** Data for this task follows **

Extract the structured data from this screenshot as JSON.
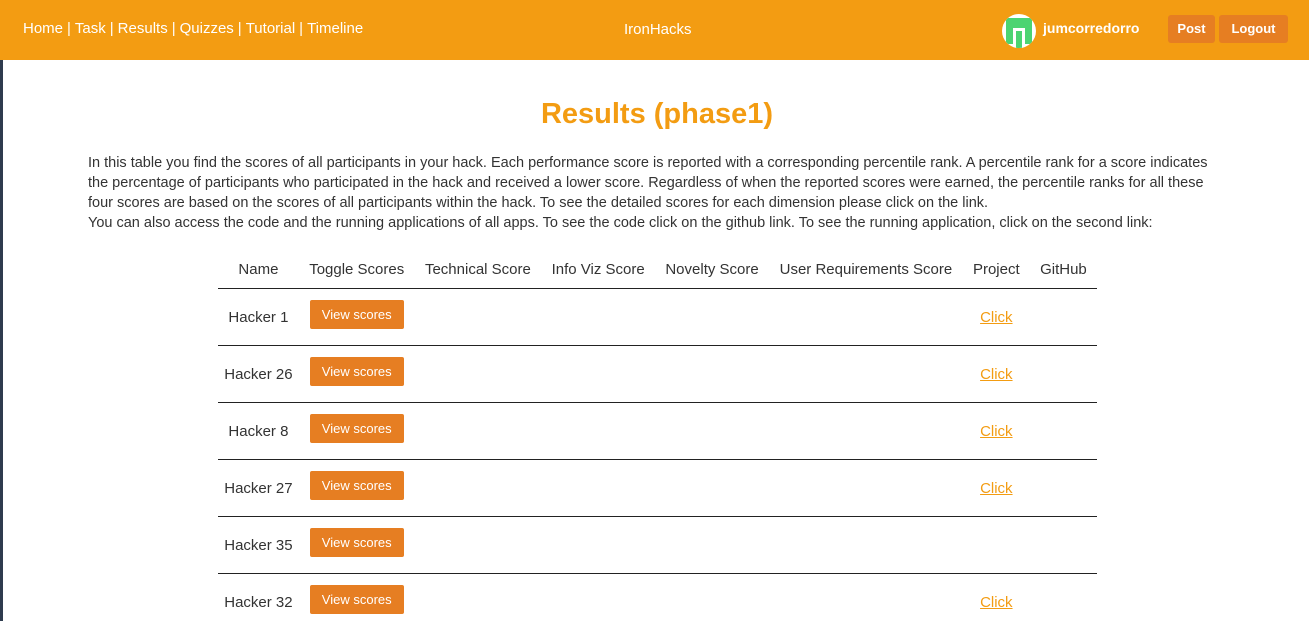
{
  "nav": {
    "links": [
      "Home",
      "Task",
      "Results",
      "Quizzes",
      "Tutorial",
      "Timeline"
    ],
    "separator": "|",
    "brand": "IronHacks",
    "username": "jumcorredorro",
    "post_label": "Post",
    "logout_label": "Logout",
    "avatar_icon": "user-identicon",
    "bar_color": "#f39c12",
    "button_color": "#e67e22"
  },
  "page": {
    "title": "Results (phase1)",
    "intro_p1": "In this table you find the scores of all participants in your hack. Each performance score is reported with a corresponding percentile rank. A percentile rank for a score indicates the percentage of participants who participated in the hack and received a lower score. Regardless of when the reported scores were earned, the percentile ranks for all these four scores are based on the scores of all participants within the hack. To see the detailed scores for each dimension please click on the link.",
    "intro_p2": "You can also access the code and the running applications of all apps. To see the code click on the github link. To see the running application, click on the second link:"
  },
  "table": {
    "headers": [
      "Name",
      "Toggle Scores",
      "Technical Score",
      "Info Viz Score",
      "Novelty Score",
      "User Requirements Score",
      "Project",
      "GitHub"
    ],
    "rows": [
      {
        "name": "Hacker 1",
        "toggle": "View scores",
        "project": "Click"
      },
      {
        "name": "Hacker 26",
        "toggle": "View scores",
        "project": "Click"
      },
      {
        "name": "Hacker 8",
        "toggle": "View scores",
        "project": "Click"
      },
      {
        "name": "Hacker 27",
        "toggle": "View scores",
        "project": "Click"
      },
      {
        "name": "Hacker 35",
        "toggle": "View scores",
        "project": ""
      },
      {
        "name": "Hacker 32",
        "toggle": "View scores",
        "project": "Click"
      }
    ]
  }
}
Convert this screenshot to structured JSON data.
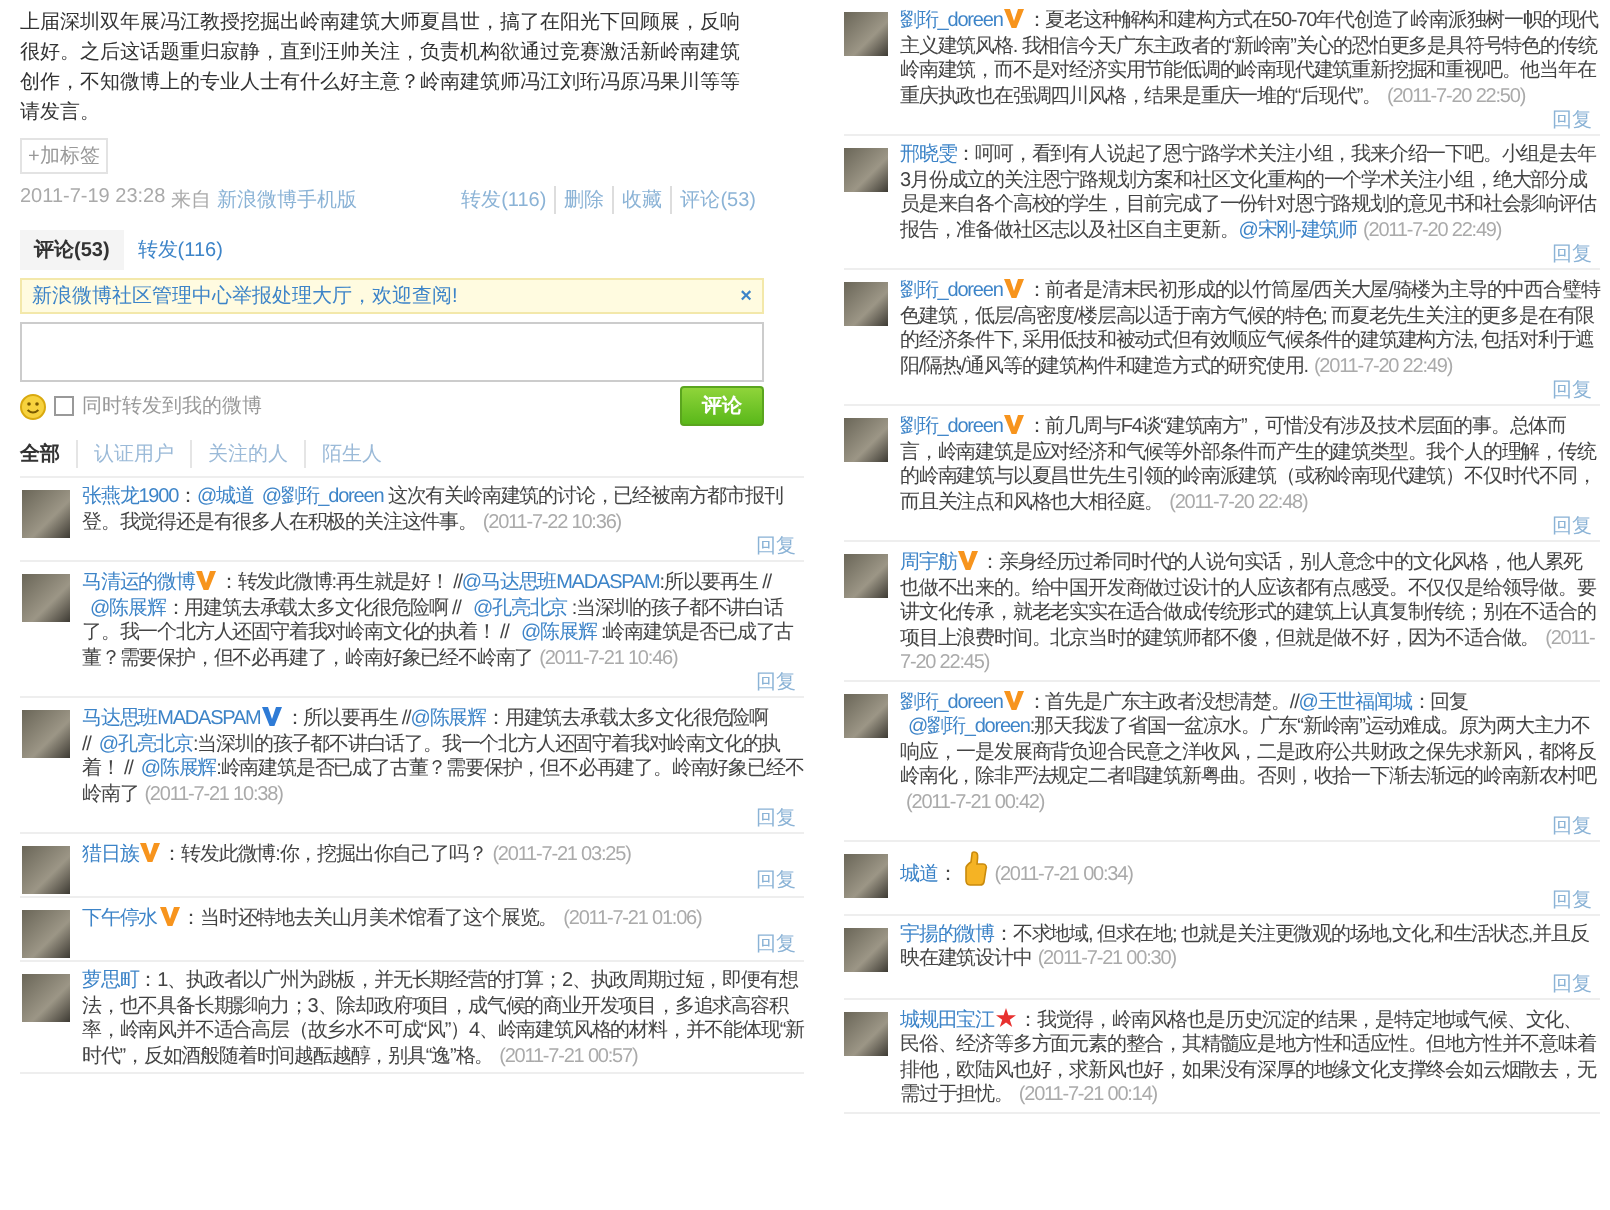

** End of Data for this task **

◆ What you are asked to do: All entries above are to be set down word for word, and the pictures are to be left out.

◆ Task solution:
Extract the structured data from this screenshot as JSON.
{
  "nav": {
    "links": [
      "Home",
      "Task",
      "Results",
      "Quizzes",
      "Tutorial",
      "Timeline"
    ],
    "separator": "|",
    "brand": "IronHacks",
    "username": "jumcorredorro",
    "post_label": "Post",
    "logout_label": "Logout",
    "avatar_icon": "user-identicon",
    "bar_color": "#f39c12",
    "button_color": "#e67e22"
  },
  "page": {
    "title": "Results (phase1)",
    "intro_p1": "In this table you find the scores of all participants in your hack. Each performance score is reported with a corresponding percentile rank. A percentile rank for a score indicates the percentage of participants who participated in the hack and received a lower score. Regardless of when the reported scores were earned, the percentile ranks for all these four scores are based on the scores of all participants within the hack. To see the detailed scores for each dimension please click on the link.",
    "intro_p2": "You can also access the code and the running applications of all apps. To see the code click on the github link. To see the running application, click on the second link:"
  },
  "table": {
    "headers": [
      "Name",
      "Toggle Scores",
      "Technical Score",
      "Info Viz Score",
      "Novelty Score",
      "User Requirements Score",
      "Project",
      "GitHub"
    ],
    "rows": [
      {
        "name": "Hacker 1",
        "toggle": "View scores",
        "project": "Click"
      },
      {
        "name": "Hacker 26",
        "toggle": "View scores",
        "project": "Click"
      },
      {
        "name": "Hacker 8",
        "toggle": "View scores",
        "project": "Click"
      },
      {
        "name": "Hacker 27",
        "toggle": "View scores",
        "project": "Click"
      },
      {
        "name": "Hacker 35",
        "toggle": "View scores",
        "project": ""
      },
      {
        "name": "Hacker 32",
        "toggle": "View scores",
        "project": "Click"
      }
    ]
  }
}
Convert this screenshot to structured JSON data.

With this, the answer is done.